[MATERIAL PROVIDED — start]

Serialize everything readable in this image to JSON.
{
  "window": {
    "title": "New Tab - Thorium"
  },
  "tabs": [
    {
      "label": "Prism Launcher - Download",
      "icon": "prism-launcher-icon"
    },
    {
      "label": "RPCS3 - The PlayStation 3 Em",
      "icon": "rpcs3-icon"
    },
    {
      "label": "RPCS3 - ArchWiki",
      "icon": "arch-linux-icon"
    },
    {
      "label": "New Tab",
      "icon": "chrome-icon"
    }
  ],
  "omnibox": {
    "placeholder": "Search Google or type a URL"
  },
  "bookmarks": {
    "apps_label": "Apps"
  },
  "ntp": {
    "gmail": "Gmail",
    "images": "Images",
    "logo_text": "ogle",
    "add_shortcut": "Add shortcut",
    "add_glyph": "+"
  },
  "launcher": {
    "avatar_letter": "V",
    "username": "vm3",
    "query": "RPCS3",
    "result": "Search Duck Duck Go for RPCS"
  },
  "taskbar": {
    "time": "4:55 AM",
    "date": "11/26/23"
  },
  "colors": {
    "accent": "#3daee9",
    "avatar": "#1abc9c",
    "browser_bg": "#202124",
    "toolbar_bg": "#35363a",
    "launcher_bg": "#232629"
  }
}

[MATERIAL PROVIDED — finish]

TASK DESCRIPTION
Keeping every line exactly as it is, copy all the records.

TASK RESULT
Serialize everything readable in this image to JSON.
{
  "window": {
    "title": "New Tab - Thorium"
  },
  "tabs": [
    {
      "label": "Prism Launcher - Download",
      "icon": "prism-launcher-icon"
    },
    {
      "label": "RPCS3 - The PlayStation 3 Em",
      "icon": "rpcs3-icon"
    },
    {
      "label": "RPCS3 - ArchWiki",
      "icon": "arch-linux-icon"
    },
    {
      "label": "New Tab",
      "icon": "chrome-icon"
    }
  ],
  "omnibox": {
    "placeholder": "Search Google or type a URL"
  },
  "bookmarks": {
    "apps_label": "Apps"
  },
  "ntp": {
    "gmail": "Gmail",
    "images": "Images",
    "logo_text": "ogle",
    "add_shortcut": "Add shortcut",
    "add_glyph": "+"
  },
  "launcher": {
    "avatar_letter": "V",
    "username": "vm3",
    "query": "RPCS3",
    "result": "Search Duck Duck Go for RPCS"
  },
  "taskbar": {
    "time": "4:55 AM",
    "date": "11/26/23"
  },
  "colors": {
    "accent": "#3daee9",
    "avatar": "#1abc9c",
    "browser_bg": "#202124",
    "toolbar_bg": "#35363a",
    "launcher_bg": "#232629"
  }
}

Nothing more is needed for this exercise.